But note: they are not infants; infants develop and mature and require this kind of care for only a brief period, after which they are on the road to autonomy and looking after themselves, whereas narcissists never outgrow their demands for dedicated attention to their infantile needs 168 hours a week. Adult narcissists can be as demanding of your time and energy as little babies but without the gratification of their growing or learning anything from what they suck from you. Babies love you back, but adult narcissists are like vampires: they will take all you can give while giving nothing back, then curse you for running dry and discard you as a waste of their precious time".

I would avoid this particular relation of yours at all costs. As KellyKettle has discovered as well they also have the most nasty tempers and rages as well.

MrsBloomingTroll Wed 05-Oct-11 14:33:39

Thank you again. Lots to think about.

John39 Wed 05-Oct-11 17:15:21

@garlic

Excellent post there. Can I ask, is one of your parents a narcissist?

garlicScaresVampires Wed 05-Oct-11 17:47:24

Cheers. Yes, here's a photo of my family.

TeachMySelfBalance Wed 05-Oct-11 18:02:35

Wonderful chuckle, thanks, Garlic.

garlicScaresVampires Wed 05-Oct-11 18:24:00

grin

MrsBloomingTroll Wed 05-Oct-11 18:57:34

grin

Join the discussion

Join the discussion

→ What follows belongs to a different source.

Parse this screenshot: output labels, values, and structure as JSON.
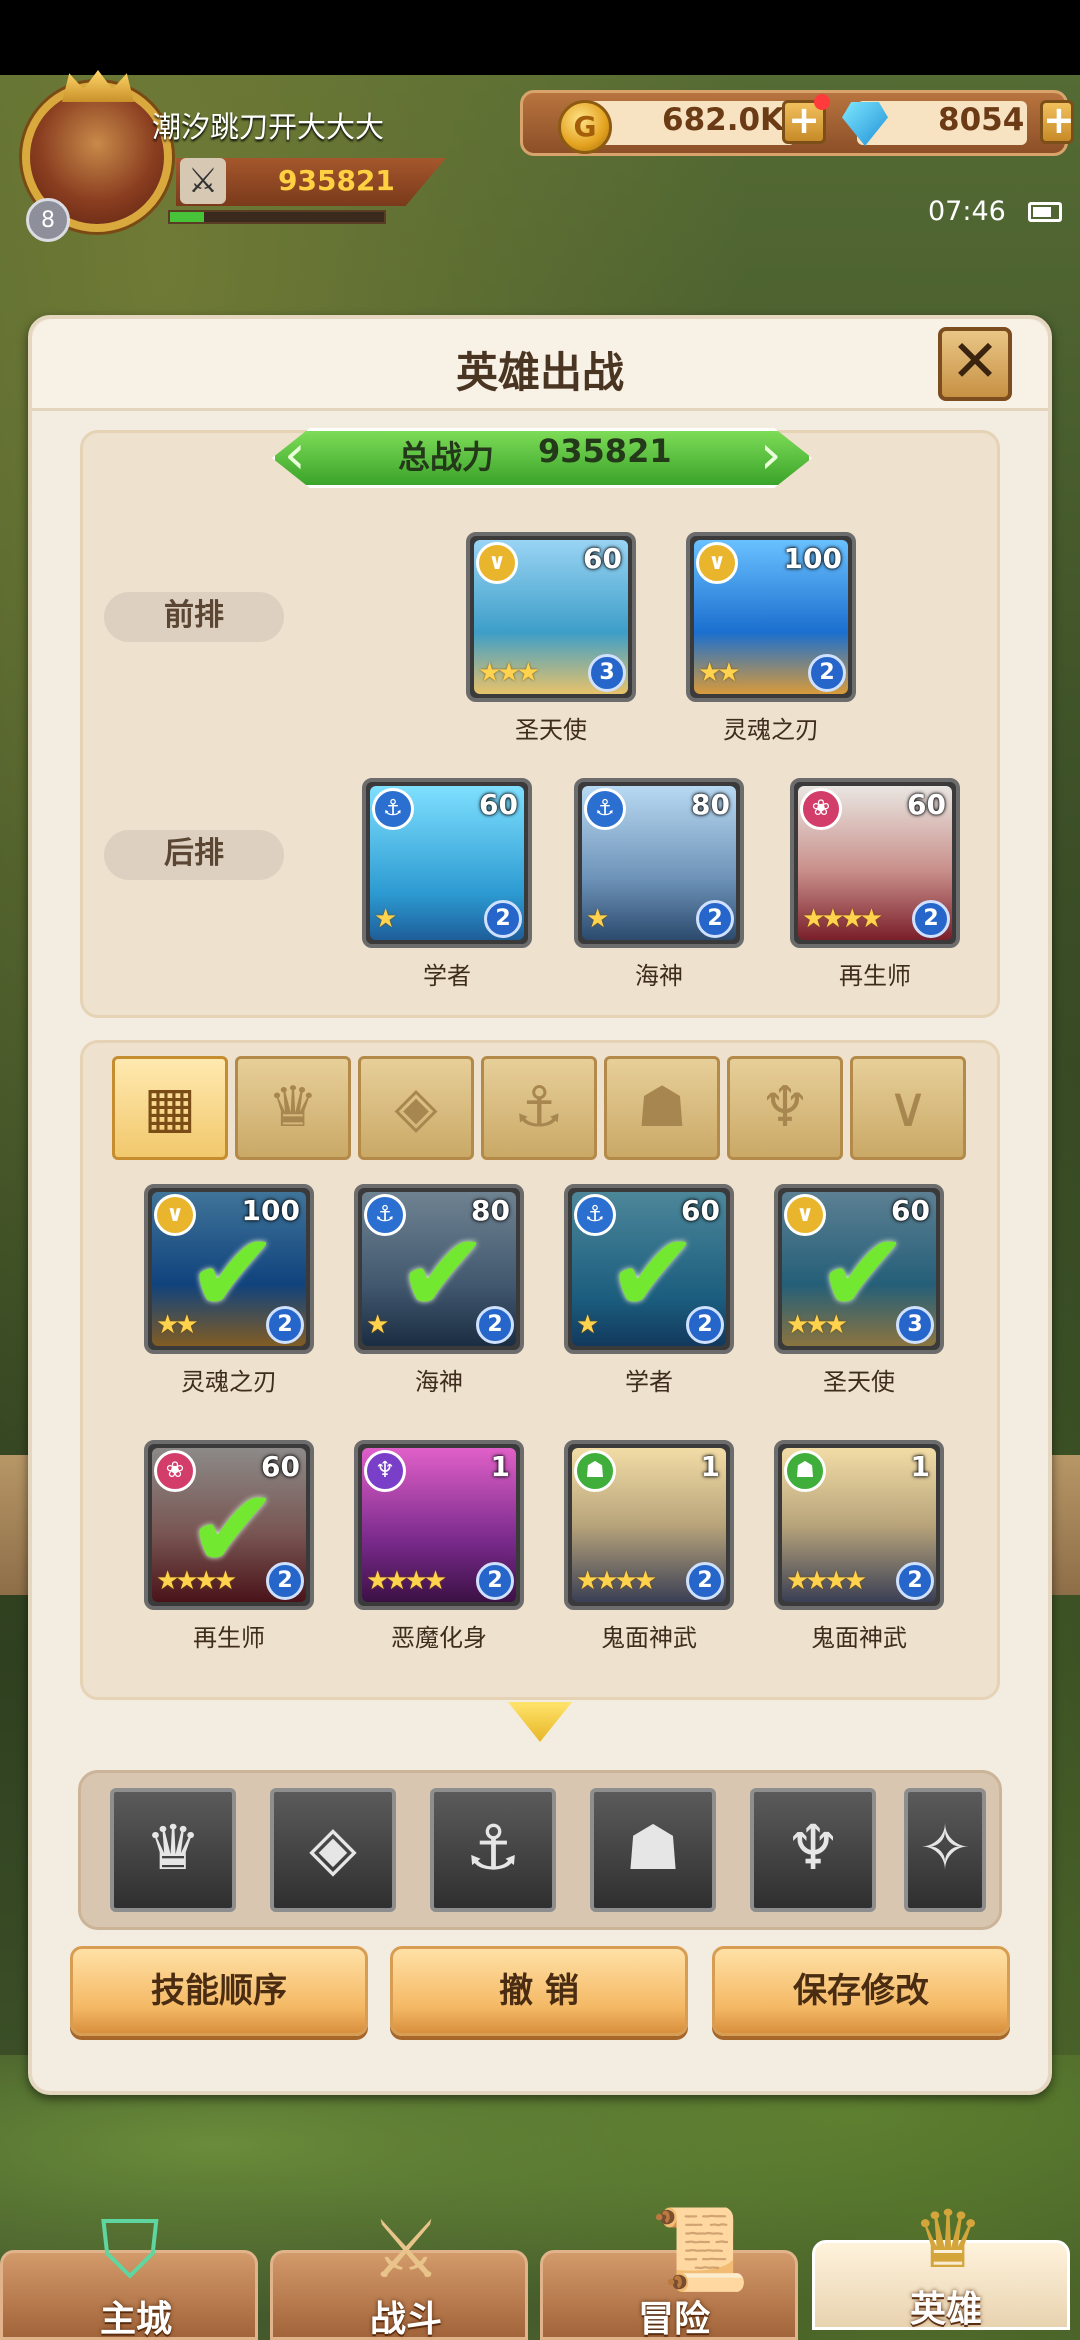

Registering is free, easy, and means you can join in the discussion, get discounts, win prizes and lots more.

Register now